5] See Nikolai Berdiaev's essay “Spirits of the Russian Revolution” (“Dukhi russkoi revoliutsii”).
Doctor Zhivago, Russia 2006
Color, 484 minutes, 11 parts
Director: Aleksandr Proshkin
Scriptwriter: Iurii Arabov
Cinematography: Gennadii Kariuk
Composer: Eduard Artem'ev
Cast: Oleg Men'shikov, Chulpan Khamatova, Oleg Iankovskii
Producer: Ruben Dishdishian
Production: Central Partnership
Aleksandr Proshkin: Doctor Zhivago (TV, 2006)

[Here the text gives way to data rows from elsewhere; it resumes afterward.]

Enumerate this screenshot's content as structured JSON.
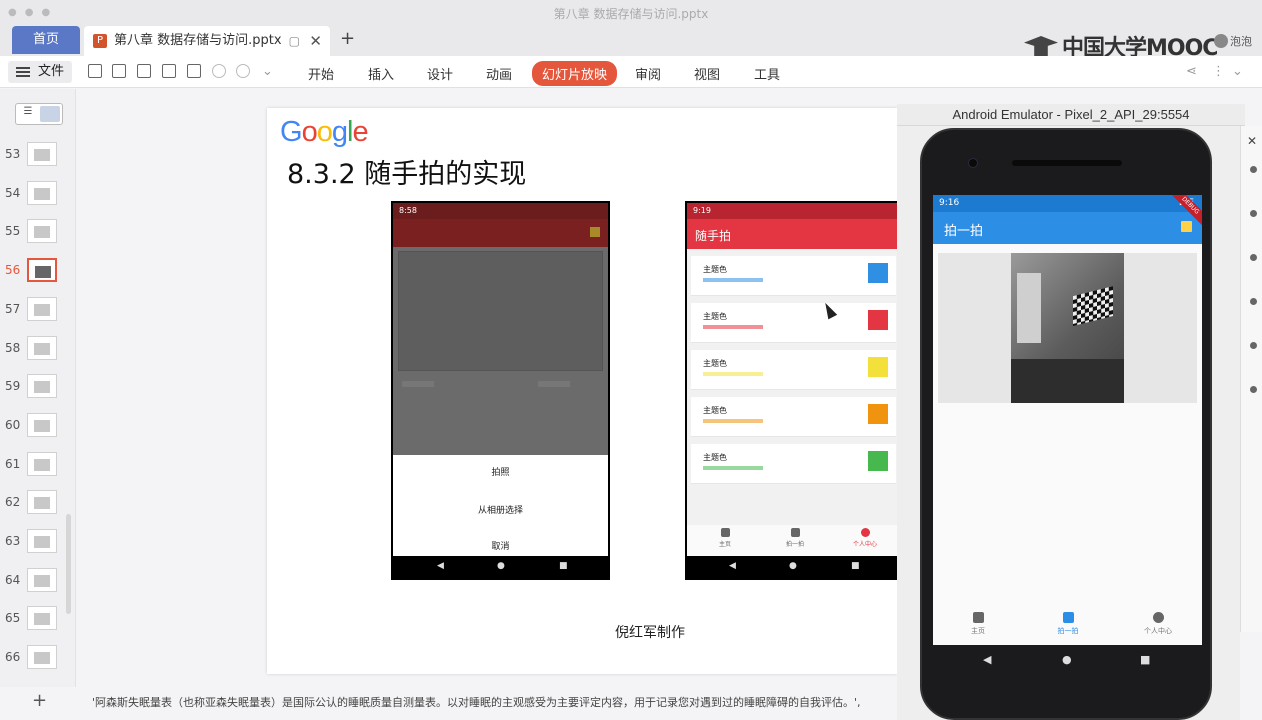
{
  "window_title": "第八章 数据存储与访问.pptx",
  "tabs": {
    "home": "首页",
    "doc": "第八章 数据存储与访问.pptx",
    "doc_icon": "P",
    "close": "✕",
    "monitor": "▢",
    "add": "+"
  },
  "watermark": {
    "brand": "中国大学MOOC",
    "user": "泡泡"
  },
  "ribbon": {
    "file": "文件",
    "menus": [
      "开始",
      "插入",
      "设计",
      "动画",
      "幻灯片放映",
      "审阅",
      "视图",
      "工具"
    ],
    "active_menu": "幻灯片放映",
    "active_color": "#e4573c"
  },
  "thumbnails": {
    "numbers": [
      "53",
      "54",
      "55",
      "56",
      "57",
      "58",
      "59",
      "60",
      "61",
      "62",
      "63",
      "64",
      "65",
      "66"
    ],
    "current": "56"
  },
  "slide": {
    "logo_letters": [
      "G",
      "o",
      "o",
      "g",
      "l",
      "e"
    ],
    "logo_colors": [
      "#4285f4",
      "#ea4335",
      "#fbbc05",
      "#4285f4",
      "#34a853",
      "#ea4335"
    ],
    "title": "8.3.2 随手拍的实现",
    "author": "倪红军制作",
    "phone_a": {
      "time": "8:58",
      "sheet_options": [
        "拍照",
        "从相册选择",
        "取消"
      ]
    },
    "phone_b": {
      "time": "9:19",
      "app_title": "随手拍",
      "rows": [
        {
          "label": "主题色",
          "color": "#2f8fe3"
        },
        {
          "label": "主题色",
          "color": "#e33542"
        },
        {
          "label": "主题色",
          "color": "#f3e03a"
        },
        {
          "label": "主题色",
          "color": "#f0930e"
        },
        {
          "label": "主题色",
          "color": "#46b84e"
        }
      ],
      "tabs": [
        "主页",
        "拍一拍",
        "个人中心"
      ]
    }
  },
  "emulator": {
    "title": "Android Emulator - Pixel_2_API_29:5554",
    "time": "9:16",
    "signal": "LTE",
    "debug_ribbon": "DEBUG",
    "app_title": "拍一拍",
    "tabs": [
      "主页",
      "拍一拍",
      "个人中心"
    ],
    "active_tab": "拍一拍",
    "close": "✕"
  },
  "nav_icons": {
    "back": "◀",
    "home": "●",
    "recent": "■"
  },
  "notes": "'阿森斯失眠量表（也称亚森失眠量表）是国际公认的睡眠质量自测量表。以对睡眠的主观感受为主要评定内容，用于记录您对遇到过的睡眠障碍的自我评估。',"
}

reviewed by Alexander Prokhorov© 2007